## EXERCISE DIRECTIONS
Using the listing below, return every line that includes "hour".

## DATASET EXTRACT

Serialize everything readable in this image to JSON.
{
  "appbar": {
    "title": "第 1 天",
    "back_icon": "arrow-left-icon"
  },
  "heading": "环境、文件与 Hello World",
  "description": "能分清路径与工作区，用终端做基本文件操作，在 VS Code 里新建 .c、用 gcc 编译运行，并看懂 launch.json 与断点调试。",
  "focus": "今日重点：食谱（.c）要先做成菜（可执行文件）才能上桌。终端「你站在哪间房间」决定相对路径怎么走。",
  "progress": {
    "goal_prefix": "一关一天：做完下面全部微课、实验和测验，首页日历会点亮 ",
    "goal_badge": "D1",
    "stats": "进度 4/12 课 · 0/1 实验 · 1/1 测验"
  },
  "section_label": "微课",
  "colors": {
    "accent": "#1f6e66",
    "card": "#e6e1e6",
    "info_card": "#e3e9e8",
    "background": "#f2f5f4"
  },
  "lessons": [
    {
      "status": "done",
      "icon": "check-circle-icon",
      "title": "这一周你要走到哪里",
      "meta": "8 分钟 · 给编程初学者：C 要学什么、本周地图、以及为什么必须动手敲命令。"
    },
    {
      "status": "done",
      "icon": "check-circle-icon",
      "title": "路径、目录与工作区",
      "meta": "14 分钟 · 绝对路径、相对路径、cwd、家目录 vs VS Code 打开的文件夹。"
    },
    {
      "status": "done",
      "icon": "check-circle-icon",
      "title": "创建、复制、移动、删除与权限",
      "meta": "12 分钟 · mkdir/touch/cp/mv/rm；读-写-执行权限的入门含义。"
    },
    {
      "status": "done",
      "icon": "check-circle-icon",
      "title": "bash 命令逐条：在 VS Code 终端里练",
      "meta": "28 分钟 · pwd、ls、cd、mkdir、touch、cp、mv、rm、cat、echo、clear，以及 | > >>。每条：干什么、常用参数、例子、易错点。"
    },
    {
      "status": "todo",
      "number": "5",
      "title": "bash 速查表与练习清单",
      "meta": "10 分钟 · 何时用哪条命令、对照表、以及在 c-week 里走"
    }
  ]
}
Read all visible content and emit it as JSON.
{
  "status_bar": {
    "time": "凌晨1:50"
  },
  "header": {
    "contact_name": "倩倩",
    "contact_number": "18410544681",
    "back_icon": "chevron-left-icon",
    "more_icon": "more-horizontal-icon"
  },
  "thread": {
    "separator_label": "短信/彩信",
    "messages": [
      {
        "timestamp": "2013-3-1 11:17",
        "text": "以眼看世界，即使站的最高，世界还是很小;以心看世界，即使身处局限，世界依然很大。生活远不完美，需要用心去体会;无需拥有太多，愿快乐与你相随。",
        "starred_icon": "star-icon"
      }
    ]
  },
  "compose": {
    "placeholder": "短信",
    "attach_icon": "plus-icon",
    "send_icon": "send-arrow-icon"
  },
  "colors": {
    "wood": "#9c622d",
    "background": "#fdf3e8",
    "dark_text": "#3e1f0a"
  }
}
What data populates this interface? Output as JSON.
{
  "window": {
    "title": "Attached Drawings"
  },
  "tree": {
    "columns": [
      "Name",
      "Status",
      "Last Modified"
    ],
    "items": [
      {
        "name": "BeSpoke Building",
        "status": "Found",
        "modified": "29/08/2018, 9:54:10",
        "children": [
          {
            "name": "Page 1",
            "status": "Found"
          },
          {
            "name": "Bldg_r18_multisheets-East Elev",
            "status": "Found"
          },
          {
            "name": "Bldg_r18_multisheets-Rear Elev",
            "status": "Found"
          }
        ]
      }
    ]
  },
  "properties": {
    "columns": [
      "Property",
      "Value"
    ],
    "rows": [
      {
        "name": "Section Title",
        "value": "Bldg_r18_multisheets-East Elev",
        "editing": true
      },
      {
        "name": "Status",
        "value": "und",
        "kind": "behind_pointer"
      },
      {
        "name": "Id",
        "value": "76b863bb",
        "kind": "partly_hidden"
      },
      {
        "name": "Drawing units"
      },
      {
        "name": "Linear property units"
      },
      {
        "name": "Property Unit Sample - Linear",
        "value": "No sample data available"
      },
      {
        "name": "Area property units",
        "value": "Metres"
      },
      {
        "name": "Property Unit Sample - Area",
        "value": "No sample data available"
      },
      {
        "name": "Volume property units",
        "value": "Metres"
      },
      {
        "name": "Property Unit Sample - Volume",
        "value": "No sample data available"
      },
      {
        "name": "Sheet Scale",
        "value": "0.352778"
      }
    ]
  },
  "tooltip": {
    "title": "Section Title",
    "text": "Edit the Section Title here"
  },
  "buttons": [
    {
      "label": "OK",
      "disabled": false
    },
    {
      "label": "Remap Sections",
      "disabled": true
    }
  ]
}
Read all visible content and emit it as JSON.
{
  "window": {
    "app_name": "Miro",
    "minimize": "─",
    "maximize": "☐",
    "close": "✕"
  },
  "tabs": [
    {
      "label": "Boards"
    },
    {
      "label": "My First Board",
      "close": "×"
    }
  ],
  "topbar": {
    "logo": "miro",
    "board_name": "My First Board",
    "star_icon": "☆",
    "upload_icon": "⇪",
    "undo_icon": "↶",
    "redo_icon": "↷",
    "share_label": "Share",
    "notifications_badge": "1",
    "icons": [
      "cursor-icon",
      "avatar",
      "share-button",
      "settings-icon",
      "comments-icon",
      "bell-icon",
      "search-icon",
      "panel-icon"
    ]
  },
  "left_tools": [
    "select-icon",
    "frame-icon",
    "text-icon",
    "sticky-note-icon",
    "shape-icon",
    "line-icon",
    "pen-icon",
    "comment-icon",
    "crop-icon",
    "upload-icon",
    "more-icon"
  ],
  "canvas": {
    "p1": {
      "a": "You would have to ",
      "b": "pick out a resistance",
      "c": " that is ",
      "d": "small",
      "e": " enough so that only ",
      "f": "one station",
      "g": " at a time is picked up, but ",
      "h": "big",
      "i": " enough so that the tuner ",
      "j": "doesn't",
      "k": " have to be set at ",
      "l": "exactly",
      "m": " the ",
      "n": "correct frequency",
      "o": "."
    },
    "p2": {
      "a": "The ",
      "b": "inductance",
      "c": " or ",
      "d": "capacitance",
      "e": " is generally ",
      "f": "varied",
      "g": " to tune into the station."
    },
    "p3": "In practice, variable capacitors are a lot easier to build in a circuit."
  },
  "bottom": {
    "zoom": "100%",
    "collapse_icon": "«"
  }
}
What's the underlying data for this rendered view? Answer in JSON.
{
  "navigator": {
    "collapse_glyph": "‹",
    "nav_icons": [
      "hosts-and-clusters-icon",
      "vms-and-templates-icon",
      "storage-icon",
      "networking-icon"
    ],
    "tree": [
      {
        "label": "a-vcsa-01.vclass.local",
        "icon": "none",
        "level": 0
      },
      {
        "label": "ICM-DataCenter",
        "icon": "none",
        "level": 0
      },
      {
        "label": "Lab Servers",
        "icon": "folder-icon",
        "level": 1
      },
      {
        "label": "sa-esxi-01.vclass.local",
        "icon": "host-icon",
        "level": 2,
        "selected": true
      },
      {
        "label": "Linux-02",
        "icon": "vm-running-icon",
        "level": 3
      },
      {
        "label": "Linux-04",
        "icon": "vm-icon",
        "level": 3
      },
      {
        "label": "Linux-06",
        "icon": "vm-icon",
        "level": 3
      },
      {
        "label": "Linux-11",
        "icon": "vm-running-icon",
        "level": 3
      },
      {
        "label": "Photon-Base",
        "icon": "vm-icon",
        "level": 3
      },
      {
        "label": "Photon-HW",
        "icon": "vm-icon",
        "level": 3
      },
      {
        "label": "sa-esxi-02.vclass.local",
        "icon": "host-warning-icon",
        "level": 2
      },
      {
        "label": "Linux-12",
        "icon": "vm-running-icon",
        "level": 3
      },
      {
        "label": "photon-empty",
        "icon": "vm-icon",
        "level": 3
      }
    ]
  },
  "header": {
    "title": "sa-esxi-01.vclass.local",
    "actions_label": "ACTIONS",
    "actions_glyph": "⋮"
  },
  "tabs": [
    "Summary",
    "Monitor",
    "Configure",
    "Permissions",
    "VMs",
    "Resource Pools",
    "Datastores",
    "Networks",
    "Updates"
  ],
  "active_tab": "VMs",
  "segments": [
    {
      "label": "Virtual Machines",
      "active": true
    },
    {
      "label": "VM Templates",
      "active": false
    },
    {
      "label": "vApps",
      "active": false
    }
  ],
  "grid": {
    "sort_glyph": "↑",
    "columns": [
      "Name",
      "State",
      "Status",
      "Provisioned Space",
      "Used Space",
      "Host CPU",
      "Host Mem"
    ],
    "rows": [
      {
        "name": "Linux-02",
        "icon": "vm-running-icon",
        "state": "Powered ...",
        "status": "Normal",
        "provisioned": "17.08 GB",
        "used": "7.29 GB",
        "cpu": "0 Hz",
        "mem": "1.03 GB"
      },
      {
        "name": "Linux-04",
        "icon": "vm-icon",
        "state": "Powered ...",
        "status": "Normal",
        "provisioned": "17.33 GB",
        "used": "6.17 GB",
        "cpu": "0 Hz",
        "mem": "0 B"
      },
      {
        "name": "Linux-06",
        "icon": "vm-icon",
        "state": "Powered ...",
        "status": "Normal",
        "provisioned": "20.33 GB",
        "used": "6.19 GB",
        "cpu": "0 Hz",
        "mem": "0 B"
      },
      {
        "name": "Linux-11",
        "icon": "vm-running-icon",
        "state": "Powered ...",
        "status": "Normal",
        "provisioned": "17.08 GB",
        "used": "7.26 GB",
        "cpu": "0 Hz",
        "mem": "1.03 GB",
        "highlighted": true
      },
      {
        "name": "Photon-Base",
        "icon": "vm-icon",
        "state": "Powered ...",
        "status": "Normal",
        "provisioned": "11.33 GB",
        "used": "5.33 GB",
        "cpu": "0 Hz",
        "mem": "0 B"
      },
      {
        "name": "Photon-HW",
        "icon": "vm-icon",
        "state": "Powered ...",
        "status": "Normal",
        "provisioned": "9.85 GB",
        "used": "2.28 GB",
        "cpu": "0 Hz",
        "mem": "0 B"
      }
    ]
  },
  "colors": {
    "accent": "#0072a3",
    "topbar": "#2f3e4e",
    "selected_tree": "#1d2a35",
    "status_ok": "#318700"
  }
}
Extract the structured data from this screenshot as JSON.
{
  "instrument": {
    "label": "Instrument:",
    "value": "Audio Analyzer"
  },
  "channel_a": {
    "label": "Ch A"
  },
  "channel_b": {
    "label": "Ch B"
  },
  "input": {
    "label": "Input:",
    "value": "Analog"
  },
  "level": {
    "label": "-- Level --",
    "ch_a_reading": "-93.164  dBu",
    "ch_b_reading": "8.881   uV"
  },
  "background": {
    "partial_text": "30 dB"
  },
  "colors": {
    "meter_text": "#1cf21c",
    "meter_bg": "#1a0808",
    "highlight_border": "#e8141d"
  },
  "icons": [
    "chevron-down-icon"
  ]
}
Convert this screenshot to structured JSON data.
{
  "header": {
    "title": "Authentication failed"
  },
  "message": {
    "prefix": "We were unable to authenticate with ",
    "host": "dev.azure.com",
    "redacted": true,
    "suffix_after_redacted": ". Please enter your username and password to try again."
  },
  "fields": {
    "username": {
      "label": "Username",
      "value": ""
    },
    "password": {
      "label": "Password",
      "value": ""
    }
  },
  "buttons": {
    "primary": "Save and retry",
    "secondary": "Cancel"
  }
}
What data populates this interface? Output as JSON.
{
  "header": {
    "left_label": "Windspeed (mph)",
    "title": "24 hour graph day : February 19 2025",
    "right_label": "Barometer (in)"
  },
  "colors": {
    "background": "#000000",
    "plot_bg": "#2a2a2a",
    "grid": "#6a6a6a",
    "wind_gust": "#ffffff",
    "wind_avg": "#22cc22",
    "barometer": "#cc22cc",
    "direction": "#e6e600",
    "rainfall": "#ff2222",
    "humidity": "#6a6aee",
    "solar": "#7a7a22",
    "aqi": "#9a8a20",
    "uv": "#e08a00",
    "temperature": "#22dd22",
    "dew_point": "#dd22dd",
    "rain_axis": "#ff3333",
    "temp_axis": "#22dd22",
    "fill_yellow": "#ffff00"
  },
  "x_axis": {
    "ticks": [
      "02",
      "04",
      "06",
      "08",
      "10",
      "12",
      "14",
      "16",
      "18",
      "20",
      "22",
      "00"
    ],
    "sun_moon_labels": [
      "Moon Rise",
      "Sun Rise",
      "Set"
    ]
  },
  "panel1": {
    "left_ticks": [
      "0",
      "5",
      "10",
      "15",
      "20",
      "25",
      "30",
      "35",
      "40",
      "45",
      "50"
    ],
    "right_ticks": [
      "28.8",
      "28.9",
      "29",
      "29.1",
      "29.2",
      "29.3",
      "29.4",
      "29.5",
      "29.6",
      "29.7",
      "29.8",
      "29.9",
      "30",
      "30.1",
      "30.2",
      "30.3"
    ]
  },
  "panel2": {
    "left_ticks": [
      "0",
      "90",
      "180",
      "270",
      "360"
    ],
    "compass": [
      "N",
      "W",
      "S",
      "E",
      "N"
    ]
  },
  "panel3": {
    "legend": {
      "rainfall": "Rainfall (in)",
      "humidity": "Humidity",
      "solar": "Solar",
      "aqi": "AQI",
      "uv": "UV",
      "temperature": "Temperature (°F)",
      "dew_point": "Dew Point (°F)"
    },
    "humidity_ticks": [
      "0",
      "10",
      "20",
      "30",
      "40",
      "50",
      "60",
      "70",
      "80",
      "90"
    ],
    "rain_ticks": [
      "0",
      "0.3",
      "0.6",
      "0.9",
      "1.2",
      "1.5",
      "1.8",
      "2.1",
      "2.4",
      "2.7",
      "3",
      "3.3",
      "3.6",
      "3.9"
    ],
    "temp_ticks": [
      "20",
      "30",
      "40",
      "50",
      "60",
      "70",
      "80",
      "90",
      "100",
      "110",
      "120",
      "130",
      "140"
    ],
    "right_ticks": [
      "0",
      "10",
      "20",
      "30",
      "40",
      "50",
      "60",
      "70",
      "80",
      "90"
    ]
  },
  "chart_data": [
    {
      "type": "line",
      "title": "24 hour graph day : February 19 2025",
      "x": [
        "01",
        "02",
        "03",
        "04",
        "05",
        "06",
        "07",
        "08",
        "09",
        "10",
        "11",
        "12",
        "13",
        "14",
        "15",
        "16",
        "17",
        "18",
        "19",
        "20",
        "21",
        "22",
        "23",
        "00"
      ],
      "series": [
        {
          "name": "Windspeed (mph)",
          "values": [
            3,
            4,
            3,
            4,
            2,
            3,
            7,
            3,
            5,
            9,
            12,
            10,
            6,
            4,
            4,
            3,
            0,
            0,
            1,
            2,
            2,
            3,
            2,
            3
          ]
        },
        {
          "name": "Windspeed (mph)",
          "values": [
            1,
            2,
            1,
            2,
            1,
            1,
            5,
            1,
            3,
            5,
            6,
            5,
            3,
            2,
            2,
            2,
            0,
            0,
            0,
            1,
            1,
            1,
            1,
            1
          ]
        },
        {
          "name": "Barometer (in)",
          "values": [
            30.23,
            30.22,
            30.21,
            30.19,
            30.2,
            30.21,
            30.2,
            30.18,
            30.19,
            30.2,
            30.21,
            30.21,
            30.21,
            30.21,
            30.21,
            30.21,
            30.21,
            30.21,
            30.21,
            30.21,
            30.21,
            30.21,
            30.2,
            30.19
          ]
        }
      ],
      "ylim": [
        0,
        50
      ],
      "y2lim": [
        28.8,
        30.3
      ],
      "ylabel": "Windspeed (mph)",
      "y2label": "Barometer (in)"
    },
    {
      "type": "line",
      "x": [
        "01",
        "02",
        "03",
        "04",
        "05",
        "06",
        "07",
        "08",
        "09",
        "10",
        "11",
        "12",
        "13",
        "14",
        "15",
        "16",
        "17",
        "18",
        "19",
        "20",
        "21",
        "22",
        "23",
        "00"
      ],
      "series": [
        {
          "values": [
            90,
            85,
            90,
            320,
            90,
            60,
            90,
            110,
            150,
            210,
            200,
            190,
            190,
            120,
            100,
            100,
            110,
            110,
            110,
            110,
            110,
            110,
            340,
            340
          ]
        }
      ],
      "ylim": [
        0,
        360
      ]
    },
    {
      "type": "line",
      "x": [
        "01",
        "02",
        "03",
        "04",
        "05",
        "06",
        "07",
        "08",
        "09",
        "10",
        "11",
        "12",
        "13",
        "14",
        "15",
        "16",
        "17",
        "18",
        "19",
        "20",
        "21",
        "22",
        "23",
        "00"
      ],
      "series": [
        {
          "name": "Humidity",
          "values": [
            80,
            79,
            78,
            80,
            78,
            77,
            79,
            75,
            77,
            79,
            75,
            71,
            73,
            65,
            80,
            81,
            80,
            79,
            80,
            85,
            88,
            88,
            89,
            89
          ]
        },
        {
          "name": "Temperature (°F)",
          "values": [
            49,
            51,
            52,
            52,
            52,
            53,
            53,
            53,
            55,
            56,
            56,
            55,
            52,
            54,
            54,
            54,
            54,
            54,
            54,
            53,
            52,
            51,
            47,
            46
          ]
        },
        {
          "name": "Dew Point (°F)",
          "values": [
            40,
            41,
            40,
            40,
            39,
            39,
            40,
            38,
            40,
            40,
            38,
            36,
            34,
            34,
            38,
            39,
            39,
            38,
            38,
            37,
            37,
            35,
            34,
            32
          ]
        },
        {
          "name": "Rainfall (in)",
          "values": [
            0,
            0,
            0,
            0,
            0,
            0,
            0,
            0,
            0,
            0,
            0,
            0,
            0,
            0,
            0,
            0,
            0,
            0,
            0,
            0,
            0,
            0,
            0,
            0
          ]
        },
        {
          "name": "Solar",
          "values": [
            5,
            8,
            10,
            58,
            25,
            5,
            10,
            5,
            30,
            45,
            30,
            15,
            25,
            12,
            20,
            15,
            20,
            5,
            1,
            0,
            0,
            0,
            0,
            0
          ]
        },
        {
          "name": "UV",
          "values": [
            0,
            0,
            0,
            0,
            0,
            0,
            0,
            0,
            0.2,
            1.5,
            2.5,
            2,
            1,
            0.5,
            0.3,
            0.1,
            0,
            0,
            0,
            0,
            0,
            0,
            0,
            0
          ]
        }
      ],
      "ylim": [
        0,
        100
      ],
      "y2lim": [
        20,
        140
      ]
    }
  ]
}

## SOLUTION TO THE EXERCISE
    "title": "24 hour graph day : February 19 2025",
      "title": "24 hour graph day : February 19 2025",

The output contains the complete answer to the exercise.